The family of one of the three murdered Israeli teenagers also issued a statement condemning the latest killing.

"If the Arab youth was murdered because of nationalistic motives then this is a horrible and horrendous act," the statement from the family of Naftali Frenkel said.

line
Analysis: Yolande Knell, BBC News, Jerusalem

The Israeli police insist they are taking the case of Mohammed Abu Khdair seriously and that a thorough investigation is under way. They said they began a search for him as soon as he was reported missing.

Most Palestinian residents of East Jerusalem have already made their minds up about the motivation for the murder.

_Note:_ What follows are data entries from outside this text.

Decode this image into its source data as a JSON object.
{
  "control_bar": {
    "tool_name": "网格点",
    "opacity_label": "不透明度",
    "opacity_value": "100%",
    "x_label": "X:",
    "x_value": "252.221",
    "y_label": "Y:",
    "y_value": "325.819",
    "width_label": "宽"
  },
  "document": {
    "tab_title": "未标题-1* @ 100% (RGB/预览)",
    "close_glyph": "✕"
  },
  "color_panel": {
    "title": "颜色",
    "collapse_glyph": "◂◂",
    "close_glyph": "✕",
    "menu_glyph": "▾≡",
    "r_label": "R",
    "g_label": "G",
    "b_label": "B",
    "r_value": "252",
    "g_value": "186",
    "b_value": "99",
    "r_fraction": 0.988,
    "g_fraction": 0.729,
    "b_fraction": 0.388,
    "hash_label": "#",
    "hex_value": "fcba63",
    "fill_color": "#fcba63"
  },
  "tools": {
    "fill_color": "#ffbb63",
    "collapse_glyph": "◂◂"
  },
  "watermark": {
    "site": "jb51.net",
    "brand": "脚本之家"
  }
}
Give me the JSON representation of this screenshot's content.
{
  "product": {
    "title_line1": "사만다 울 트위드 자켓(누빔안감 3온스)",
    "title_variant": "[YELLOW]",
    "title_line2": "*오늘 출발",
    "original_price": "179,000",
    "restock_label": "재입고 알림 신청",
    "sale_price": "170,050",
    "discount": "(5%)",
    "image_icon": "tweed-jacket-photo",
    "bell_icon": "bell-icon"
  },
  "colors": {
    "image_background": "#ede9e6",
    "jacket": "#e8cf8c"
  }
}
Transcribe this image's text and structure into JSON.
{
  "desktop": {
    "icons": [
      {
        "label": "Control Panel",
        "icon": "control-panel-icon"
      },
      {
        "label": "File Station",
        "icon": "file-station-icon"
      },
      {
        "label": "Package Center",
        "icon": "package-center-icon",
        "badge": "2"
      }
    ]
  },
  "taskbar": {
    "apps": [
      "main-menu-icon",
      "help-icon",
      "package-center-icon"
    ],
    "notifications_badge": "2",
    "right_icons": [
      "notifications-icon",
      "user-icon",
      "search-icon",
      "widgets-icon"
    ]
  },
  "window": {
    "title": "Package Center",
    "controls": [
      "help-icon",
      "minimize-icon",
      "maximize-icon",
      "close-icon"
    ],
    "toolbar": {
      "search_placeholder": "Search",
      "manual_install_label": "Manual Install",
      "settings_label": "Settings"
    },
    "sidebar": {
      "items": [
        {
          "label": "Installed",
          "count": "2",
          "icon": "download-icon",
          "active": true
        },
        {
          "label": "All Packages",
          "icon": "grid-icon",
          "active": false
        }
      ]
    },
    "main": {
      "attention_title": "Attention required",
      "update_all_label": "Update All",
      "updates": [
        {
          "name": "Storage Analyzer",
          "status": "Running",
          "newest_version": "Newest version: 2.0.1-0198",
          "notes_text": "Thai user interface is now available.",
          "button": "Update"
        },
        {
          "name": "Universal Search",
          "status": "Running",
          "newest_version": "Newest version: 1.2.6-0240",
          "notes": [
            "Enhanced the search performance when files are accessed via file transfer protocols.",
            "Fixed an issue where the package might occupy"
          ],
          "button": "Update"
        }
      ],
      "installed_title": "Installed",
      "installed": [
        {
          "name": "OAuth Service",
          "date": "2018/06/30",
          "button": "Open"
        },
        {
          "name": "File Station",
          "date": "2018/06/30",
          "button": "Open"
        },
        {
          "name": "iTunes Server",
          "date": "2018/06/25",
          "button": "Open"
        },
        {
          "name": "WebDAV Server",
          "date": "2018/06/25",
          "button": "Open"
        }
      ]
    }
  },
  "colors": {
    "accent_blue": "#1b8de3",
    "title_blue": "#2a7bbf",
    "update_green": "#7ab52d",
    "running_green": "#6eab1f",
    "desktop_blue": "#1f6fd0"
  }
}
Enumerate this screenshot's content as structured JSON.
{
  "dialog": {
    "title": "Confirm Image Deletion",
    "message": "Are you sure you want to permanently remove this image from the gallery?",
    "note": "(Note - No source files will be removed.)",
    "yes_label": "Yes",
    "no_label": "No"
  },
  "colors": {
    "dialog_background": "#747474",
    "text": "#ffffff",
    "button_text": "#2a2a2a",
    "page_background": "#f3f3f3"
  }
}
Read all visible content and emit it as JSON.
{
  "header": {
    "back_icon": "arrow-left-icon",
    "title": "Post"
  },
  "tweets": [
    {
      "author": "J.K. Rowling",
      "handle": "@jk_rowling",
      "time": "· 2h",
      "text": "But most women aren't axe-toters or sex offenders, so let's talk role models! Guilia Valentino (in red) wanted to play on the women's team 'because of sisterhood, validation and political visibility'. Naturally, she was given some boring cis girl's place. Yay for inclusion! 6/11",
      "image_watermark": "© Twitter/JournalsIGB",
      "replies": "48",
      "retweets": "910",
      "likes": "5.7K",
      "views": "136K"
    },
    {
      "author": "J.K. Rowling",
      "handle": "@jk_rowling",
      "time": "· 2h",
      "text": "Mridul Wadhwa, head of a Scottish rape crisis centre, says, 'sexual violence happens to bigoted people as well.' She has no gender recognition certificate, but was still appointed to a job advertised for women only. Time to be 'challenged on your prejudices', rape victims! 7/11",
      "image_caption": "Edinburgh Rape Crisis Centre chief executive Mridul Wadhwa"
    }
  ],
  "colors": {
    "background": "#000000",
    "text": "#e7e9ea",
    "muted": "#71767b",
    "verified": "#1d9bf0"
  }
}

Tensions are now set to rise again particularly with a funeral expected to take place on Thursday. Locals say they are worried this death could trigger a new cycle of violence.

Tensions simmer in East Jerusalem

line

"There is no difference between Arab blood and Jewish blood. Murder is murder. There is no forgiveness or justification for any murder."

Palestinian President Mahmoud Abbas said in a statement: "I demand the Israeli government punish the killers if it wants peace between the Palestinian and Israeli people".

Mr Abbas's spokesman, Nabil Abu Rudeina, said in a separate statement that Israel was "fully responsible for the killing of the teenager".

Clashes erupted outside the teenager's home in the Arab district of Shufat in East Jerusalem after news broke of the discovery of the body.

Protesters threw stones at officers, who responded by firing sound bombs, tear gas and rubber bullets.

At least 35 people were injured by the rubber bullets, reports said.

Mourners gather at the graves of the three murdered Israeli teenagers whose bodies were found in the West Bank on Monday (1 July 2014) The violence comes a day after funerals were held in the West Bank for the three murdered Israeli teenagers
Naftali Frenkel (16), Gilad Shaar (16) and Eyal Yifrach (19), found dead near Hebron on 30 June The abductions of Naftali Frenkel, Gilad Shaar and Eyal Yifrach sparked a massive search operation

Scores of Israelis had angrily protested in Jerusalem late on Tuesday, after the funerals of the three Israeli teenagers.

Ghonit Sela, director of the Human Rights in East Jerusalem Project, told the BBC further attacks were feared.

"We saw dozens of people walking in broad daylight in the streets, yelling 'death to Arabs', trying to attack Arabs.

"I know my Palestinian friends today are not taking public transportation, they're afraid of what would happen. I also know that myself and my Jewish friends would be scared to go today into a Palestinian neighbourhood."

The uncle of the kidnapped Palestinian teenager confirmed that the body found in a forest near Givat Shaul, in the western outskirts of Jerusalem, was Mohammed Abu Khdair's.

The body was partly burned and bore marks of violence.

Witnesses said Mohammed Abu Khdair was abducted near his father's shop in Shufat.

A relative said he saw two men approach the boy and ask for directions before bundling him into a car.

"While they were speaking to him, a car approached in which there was a third man," Saeed Abu Khudair told the Reuters news agency. "Two of them carried him. He was small so he couldn't resist.

"Some men who were nearby saw what happened. They chased after the kidnappers' car, but they couldn't catch it."

The killing comes a day after funerals were held in the West Bank for the three Jewish seminary students whose bodies were found near the city of Hebron on Monday, two-and-a-half weeks after they were abducted.

More on This Story

More Middle East stories

RSS

Features & Analysis

Elsewhere on the BBC

  • StuntmanStuntman to the stars

    Driving dangerously and falling off buildings are all part of the day job for Bobby Holland Hanton

Programmes

  • A digger operated via an Oculus Rift and a controllerClick Watch

    Why controlling a heavy digger with a virtual reality helmet might improve safety

BBC © 2014 The BBC is not responsible for the content of external sites. Read more.

This page is best viewed in an up-to-date web browser with style sheets (CSS) enabled. While you will be able to view the content of this page in your current browser, you will not be able to get the full visual experience. Please consider upgrading your browser software or enabling style sheets (CSS) if you are able to do so.